A team of researchers from UC Berkeley and Clinica de Salud del Valle de Salinas looked at Latina teenagers who were participating in the Health and Environmental Research on Makeup of Salinas Adolescents (HERMOSA) study, set up to look at the effect of endocrine disrupting chemicals (EDCs) on adolescent teens.
The researchers looked at females not only because women expose themselves to more EDCs than men, using on average 12 self-care products daily compared to the average man who uses just 6, but also because previous research has suggested that teenage girls use even more self-care products than the average adult woman, exposing themselves to hormone-disrupting chemicals during an important period of rapid reproductive development.
Free from hormone-disrupting chemicals

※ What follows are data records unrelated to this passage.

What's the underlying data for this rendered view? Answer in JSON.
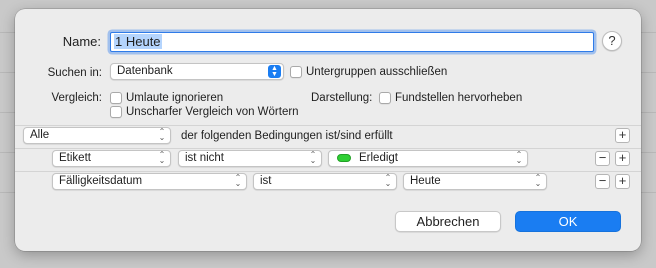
{
  "dialog": {
    "name_label": "Name:",
    "name_value": "1 Heute",
    "help_label": "?",
    "search_in_label": "Suchen in:",
    "search_in_value": "Datenbank",
    "exclude_subgroups_label": "Untergruppen ausschließen",
    "compare_label": "Vergleich:",
    "ignore_umlauts_label": "Umlaute ignorieren",
    "fuzzy_compare_label": "Unscharfer Vergleich von Wörtern",
    "display_label": "Darstellung:",
    "highlight_occurrences_label": "Fundstellen hervorheben"
  },
  "conditions": {
    "match_mode": "Alle",
    "match_text": "der folgenden Bedingungen ist/sind erfüllt",
    "add_label": "+",
    "remove_label": "−",
    "rows": [
      {
        "field": "Etikett",
        "operator": "ist nicht",
        "value": "Erledigt",
        "value_color": "#2fcf34"
      },
      {
        "field": "Fälligkeitsdatum",
        "operator": "ist",
        "value": "Heute"
      }
    ]
  },
  "buttons": {
    "cancel": "Abbrechen",
    "ok": "OK"
  },
  "colors": {
    "accent": "#1a7df2",
    "label_green": "#2fcf34"
  }
}
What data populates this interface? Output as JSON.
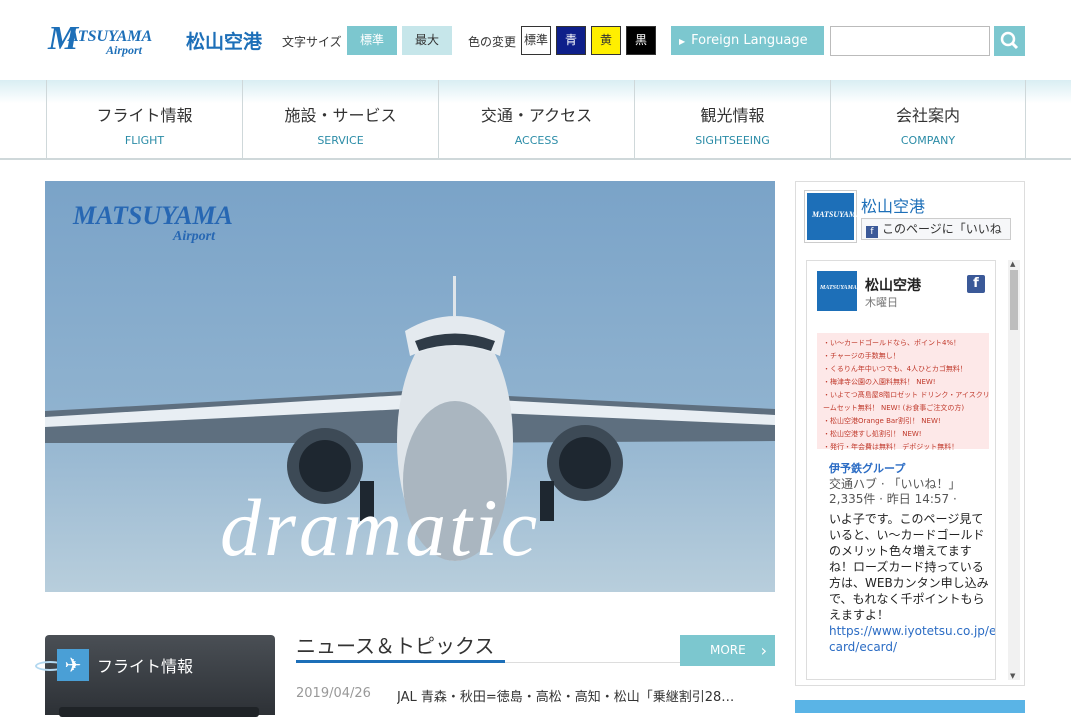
{
  "header": {
    "logo_text": "MATSUYAMA",
    "logo_m": "M",
    "logo_rest": "ATSUYAMA",
    "logo_sub": "Airport",
    "logo_jp": "松山空港",
    "text_size_label": "文字サイズ",
    "size_standard": "標準",
    "size_max": "最大",
    "color_label": "色の変更",
    "color_standard": "標準",
    "color_blue": "青",
    "color_yellow": "黄",
    "color_black": "黒",
    "foreign_language": "Foreign Language",
    "search_placeholder": ""
  },
  "nav": [
    {
      "jp": "フライト情報",
      "en": "FLIGHT"
    },
    {
      "jp": "施設・サービス",
      "en": "SERVICE"
    },
    {
      "jp": "交通・アクセス",
      "en": "ACCESS"
    },
    {
      "jp": "観光情報",
      "en": "SIGHTSEEING"
    },
    {
      "jp": "会社案内",
      "en": "COMPANY"
    }
  ],
  "hero": {
    "logo_main": "MATSUYAMA",
    "logo_sub": "Airport",
    "caption": "dramatic"
  },
  "flight_panel": {
    "title": "フライト情報"
  },
  "news": {
    "title": "ニュース＆トピックス",
    "more": "MORE",
    "items": [
      {
        "date": "2019/04/26",
        "text": "JAL 青森・秋田=徳島・高松・高知・松山「乗継割引28…"
      }
    ]
  },
  "facebook": {
    "page_name": "松山空港",
    "like_label": "このページに「いいね",
    "post": {
      "author": "松山空港",
      "day": "木曜日",
      "ad_lines": [
        "・い〜カードゴールドなら、ポイント4%！",
        "・チャージの手数無し！",
        "・くるりん年中いつでも、4人ひとカゴ無料！",
        "・梅津寺公園の入園料無料！ NEW!",
        "・いよてつ髙島屋8階ロゼット ドリンク・アイスクリ",
        "ームセット無料！ NEW! (お食事ご注文の方)",
        "・松山空港Orange Bar割引！ NEW!",
        "・松山空港すし処割引！ NEW!",
        "・発行・年会費は無料！ デポジット無料！"
      ],
      "group": "伊予鉄グループ",
      "group_sub": "交通ハブ · 「いいね！」",
      "group_meta": "2,335件 · 昨日 14:57 ·",
      "body": "いよ子です。このページ見ていると、い〜カードゴールドのメリット色々増えてますね！ローズカード持っている方は、WEBカンタン申し込みで、もれなく千ポイントもらえますよ！",
      "link": "https://www.iyotetsu.co.jp/e-card/ecard/"
    }
  }
}
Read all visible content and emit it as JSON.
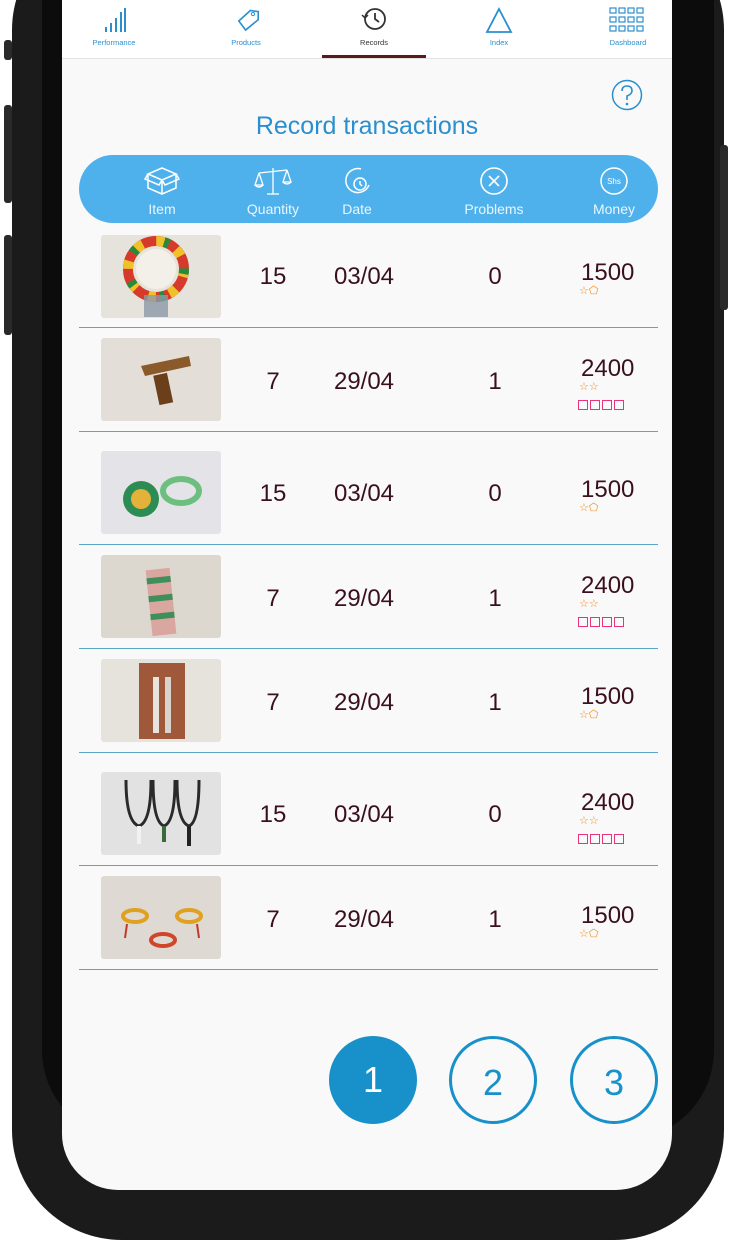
{
  "nav": {
    "items": [
      {
        "label": "Performance",
        "icon": "bar-chart-icon"
      },
      {
        "label": "Products",
        "icon": "tag-icon"
      },
      {
        "label": "Records",
        "icon": "history-icon"
      },
      {
        "label": "Index",
        "icon": "triangle-icon"
      },
      {
        "label": "Dashboard",
        "icon": "grid-icon"
      }
    ],
    "active": "Records"
  },
  "page": {
    "title": "Record transactions",
    "help_icon": "question-icon"
  },
  "table": {
    "columns": [
      {
        "label": "Item",
        "icon": "box-icon"
      },
      {
        "label": "Quantity",
        "icon": "scale-icon"
      },
      {
        "label": "Date",
        "icon": "clock-icon"
      },
      {
        "label": "Problems",
        "icon": "x-circle-icon"
      },
      {
        "label": "Money",
        "icon": "shilling-icon",
        "icon_text": "Shs"
      }
    ],
    "rows": [
      {
        "item": "beaded-collar-image",
        "quantity": "15",
        "date": "03/04",
        "problems": "0",
        "money": "1500",
        "stars": "☆⬠",
        "boxes": 0
      },
      {
        "item": "wooden-carving-image",
        "quantity": "7",
        "date": "29/04",
        "problems": "1",
        "money": "2400",
        "stars": "☆☆",
        "boxes": 4
      },
      {
        "item": "beaded-coaster-bangle-image",
        "quantity": "15",
        "date": "03/04",
        "problems": "0",
        "money": "1500",
        "stars": "☆⬠",
        "boxes": 0
      },
      {
        "item": "beaded-bottle-image",
        "quantity": "7",
        "date": "29/04",
        "problems": "1",
        "money": "2400",
        "stars": "☆☆",
        "boxes": 4
      },
      {
        "item": "beaded-keychain-image",
        "quantity": "7",
        "date": "29/04",
        "problems": "1",
        "money": "1500",
        "stars": "☆⬠",
        "boxes": 0
      },
      {
        "item": "beaded-necklaces-image",
        "quantity": "15",
        "date": "03/04",
        "problems": "0",
        "money": "2400",
        "stars": "☆☆",
        "boxes": 4
      },
      {
        "item": "beaded-bracelets-image",
        "quantity": "7",
        "date": "29/04",
        "problems": "1",
        "money": "1500",
        "stars": "☆⬠",
        "boxes": 0
      }
    ]
  },
  "pagination": {
    "pages": [
      "1",
      "2",
      "3"
    ],
    "current": "1"
  },
  "colors": {
    "accent": "#2b8fcf",
    "header_bg": "#4fb1ec",
    "active_page": "#1890c9",
    "text": "#3a1020",
    "stars": "#f08a1c",
    "boxes": "#e8337a"
  }
}
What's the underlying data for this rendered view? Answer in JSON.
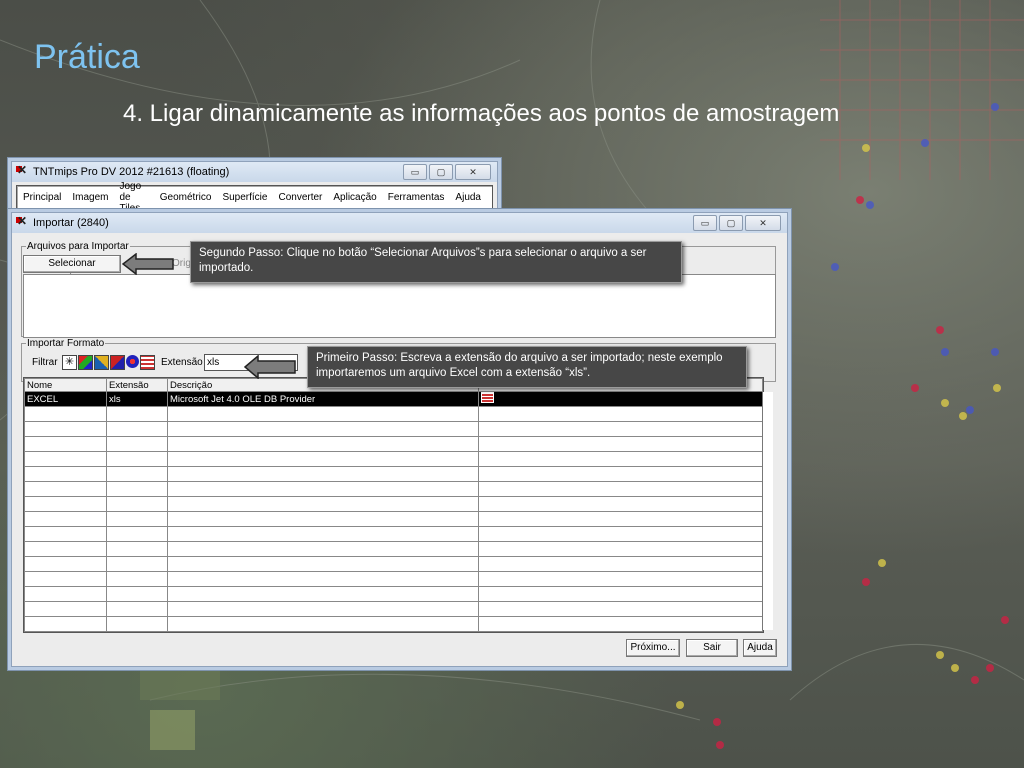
{
  "slide": {
    "title": "Prática",
    "subtitle": "4. Ligar dinamicamente as informações aos pontos de amostragem"
  },
  "main_window": {
    "title": "TNTmips Pro DV 2012  #21613 (floating)",
    "menu": [
      "Principal",
      "Imagem",
      "Jogo de Tiles",
      "Geométrico",
      "Superfície",
      "Converter",
      "Aplicação",
      "Ferramentas",
      "Ajuda"
    ],
    "controls": {
      "minimize": "▭",
      "maximize": "▢",
      "close": "✕"
    }
  },
  "import_window": {
    "title": "Importar (2840)",
    "controls": {
      "minimize": "▭",
      "maximize": "▢",
      "close": "✕"
    },
    "files_group": {
      "legend": "Arquivos para Importar",
      "select_button": "Selecionar Arquivos...",
      "hidden_label": "Orig"
    },
    "format_group": {
      "legend": "Importar Formato",
      "filter_label": "Filtrar",
      "extension_label": "Extensão",
      "extension_value": "xls",
      "filter_icons": [
        "vector-filter-icon",
        "raster-filter-icon",
        "cad-filter-icon",
        "tin-filter-icon",
        "shape-filter-icon",
        "database-filter-icon"
      ]
    },
    "table": {
      "columns": [
        "Nome",
        "Extensão",
        "Descrição",
        ""
      ],
      "rows": [
        [
          "EXCEL",
          "xls",
          "Microsoft Jet 4.0 OLE DB Provider",
          ""
        ]
      ],
      "empty_rows": 15
    },
    "buttons": {
      "next": "Próximo...",
      "exit": "Sair",
      "help": "Ajuda"
    }
  },
  "callouts": {
    "step2": "Segundo Passo: Clique no botão “Selecionar Arquivos”s para selecionar o arquivo a ser importado.",
    "step1": "Primeiro Passo: Escreva a extensão do arquivo a ser importado; neste exemplo importaremos um arquivo  Excel com a extensão “xls”."
  }
}
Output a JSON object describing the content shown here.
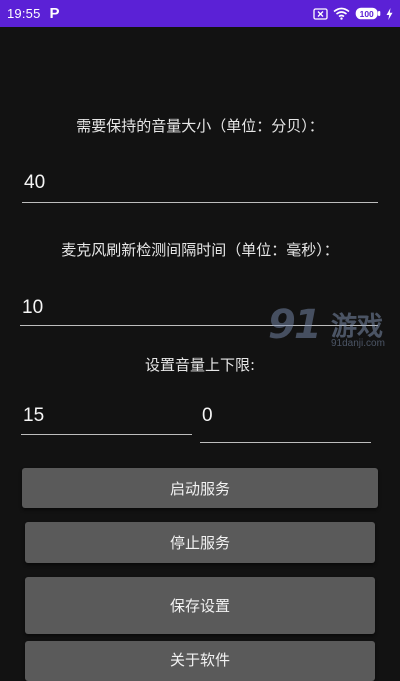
{
  "status_bar": {
    "time": "19:55",
    "app_icon_letter": "P",
    "battery": "100",
    "icons": [
      "sim-x-icon",
      "wifi-icon",
      "battery-icon",
      "charging-bolt-icon"
    ]
  },
  "volume_setting": {
    "label": "需要保持的音量大小（单位：分贝）：",
    "value": "40"
  },
  "refresh_interval": {
    "label": "麦克风刷新检测间隔时间（单位：毫秒）：",
    "value": "10"
  },
  "volume_limits": {
    "label": "设置音量上下限:",
    "upper_value": "15",
    "lower_value": "0"
  },
  "buttons": {
    "start": "启动服务",
    "stop": "停止服务",
    "save": "保存设置",
    "about": "关于软件"
  },
  "watermark": {
    "logo_number": "91",
    "logo_text": "游戏",
    "url": "91danji.com"
  },
  "colors": {
    "status_bar": "#5b21d6",
    "background": "#121212",
    "button": "#5a5a5a"
  }
}
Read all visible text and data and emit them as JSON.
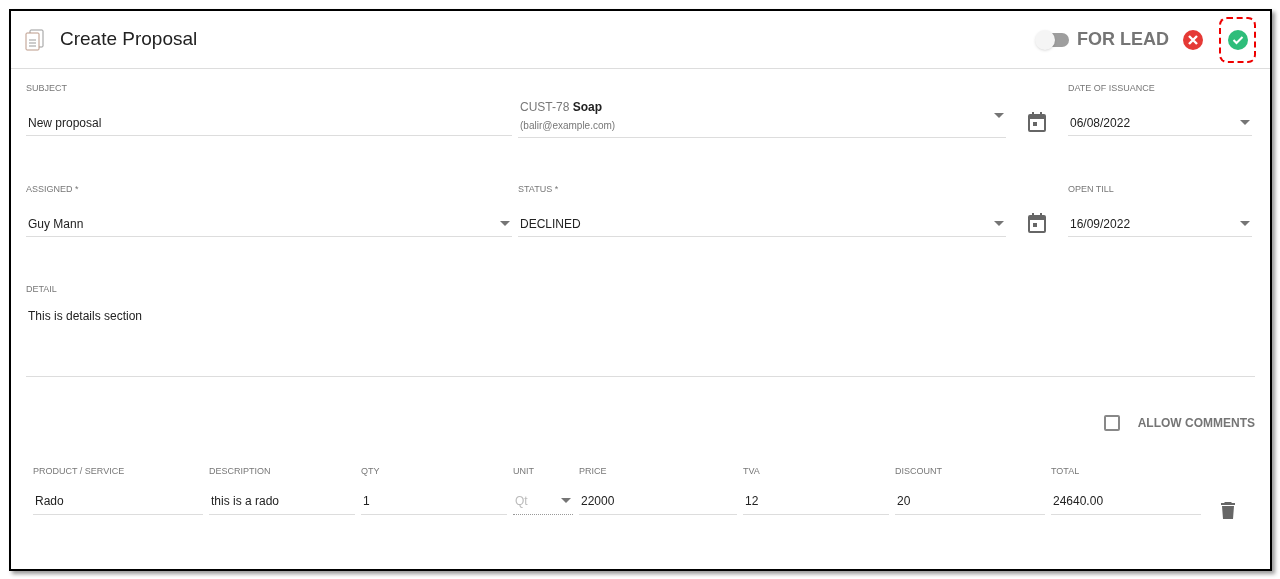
{
  "header": {
    "title": "Create Proposal",
    "for_lead": {
      "label": "FOR LEAD",
      "on": false
    }
  },
  "subject": {
    "label": "SUBJECT",
    "value": "New proposal"
  },
  "customer": {
    "code": "CUST-78",
    "name": "Soap",
    "email": "(balir@example.com)"
  },
  "date_of_issuance": {
    "label": "DATE OF ISSUANCE",
    "value": "06/08/2022"
  },
  "assigned": {
    "label": "ASSIGNED *",
    "value": "Guy Mann"
  },
  "status": {
    "label": "STATUS *",
    "value": "DECLINED"
  },
  "open_till": {
    "label": "OPEN TILL",
    "value": "16/09/2022"
  },
  "detail": {
    "label": "DETAIL",
    "value": "This is details section"
  },
  "allow_comments": {
    "label": "ALLOW COMMENTS",
    "checked": false
  },
  "line_items": {
    "columns": [
      "PRODUCT / SERVICE",
      "DESCRIPTION",
      "QTY",
      "UNIT",
      "PRICE",
      "TVA",
      "DISCOUNT",
      "TOTAL"
    ],
    "rows": [
      {
        "product": "Rado",
        "description": "this is a rado",
        "qty": "1",
        "unit_placeholder": "Qt",
        "price": "22000",
        "tva": "12",
        "discount": "20",
        "total": "24640.00"
      }
    ]
  }
}
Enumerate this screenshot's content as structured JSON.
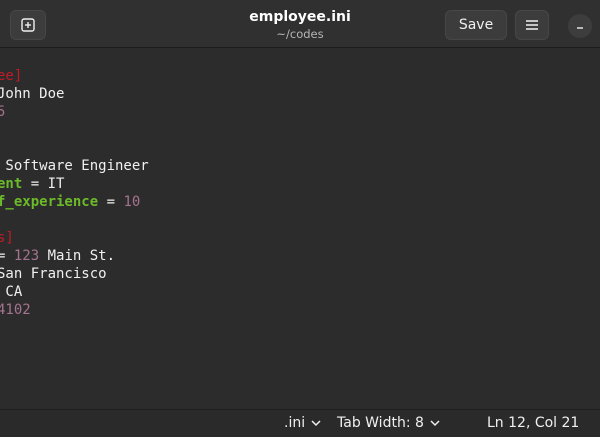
{
  "header": {
    "title": "employee.ini",
    "subtitle": "~/codes",
    "save_label": "Save",
    "icons": [
      "new-tab-icon",
      "hamburger-menu-icon",
      "minimize-icon"
    ]
  },
  "editor": {
    "lines": [
      [
        {
          "t": "ee]",
          "c": "sec"
        }
      ],
      [
        {
          "t": "John Doe",
          "c": ""
        }
      ],
      [
        {
          "t": "5",
          "c": "num"
        }
      ],
      [],
      [],
      [
        {
          "t": " Software Engineer",
          "c": ""
        }
      ],
      [
        {
          "t": "ent",
          "c": "key"
        },
        {
          "t": " = IT",
          "c": ""
        }
      ],
      [
        {
          "t": "f_experience",
          "c": "key"
        },
        {
          "t": " = ",
          "c": ""
        },
        {
          "t": "10",
          "c": "num"
        }
      ],
      [],
      [
        {
          "t": "s]",
          "c": "sec"
        }
      ],
      [
        {
          "t": "= ",
          "c": ""
        },
        {
          "t": "123",
          "c": "num"
        },
        {
          "t": " Main St.",
          "c": ""
        }
      ],
      [
        {
          "t": "San Francisco",
          "c": ""
        }
      ],
      [
        {
          "t": " CA",
          "c": ""
        }
      ],
      [
        {
          "t": "4102",
          "c": "num"
        }
      ]
    ]
  },
  "statusbar": {
    "language": ".ini",
    "tab_width": "Tab Width: 8",
    "cursor": "Ln 12, Col 21"
  },
  "colors": {
    "section": "#c01c28",
    "key": "#6cba2a",
    "number": "#a5738f",
    "background": "#2c2c2c"
  }
}
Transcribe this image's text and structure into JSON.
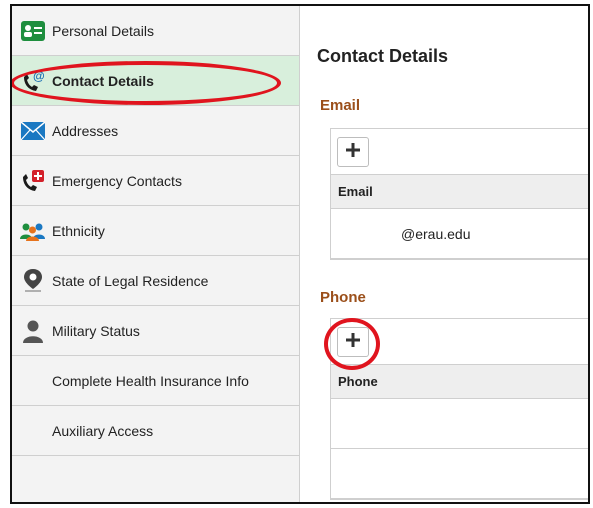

In the study, the researchers asked 100 teenage girls to take part in a short three-day trial, switching from their usual cosmetics to products with a lower level of chemical ingredients. These products were provided by the study’s researchers and labeled as being free from hormone-disrupting chemicals such as phthalates, parabens, triclosan and oxybenzone, all widely used in everyday beauty products such as make-up, fragrance, hair products, soaps and sunscreens.
To test the any changes in chemical exposure during the trial, the participants submitted urine samples before and after the three days.
The results, published today in the journal Environmental Health Perspectives, showed that after these three days, levels of chemicals in the body had dropped significantly.
Levels of diethyl phthalate, commonly used in fragrances, decreased by 27 percent, methyl and propyl parabens, used as preservatives in cosmetics, by 44 and 45 percent respectively, and triclosan, found in antibacterial soaps and some brands of toothpaste, and benzophenone-3 (BP-3), found in some sunscreens under the name oxybenzone, both dropped by 36 percent.
Small changes make a big difference
From their results the team concluded that women can significantly reduce their exposure to EDSs — linked with neurobehavioral problems, obesity and cancer cell growth — by taking just a short break from self-care products or by choosing products with fewer chemicals.
The results were even significant enough to lead one of the researchers to change their own beauty products and switch to organic where possible.
“We know enough to be concerned about teen girls’ exposure to these chemicals. Sometimes it’s worth taking a precautionary approach, especially if there are easy changes people can make in the products they buy,” concluded lead author Kim Harley.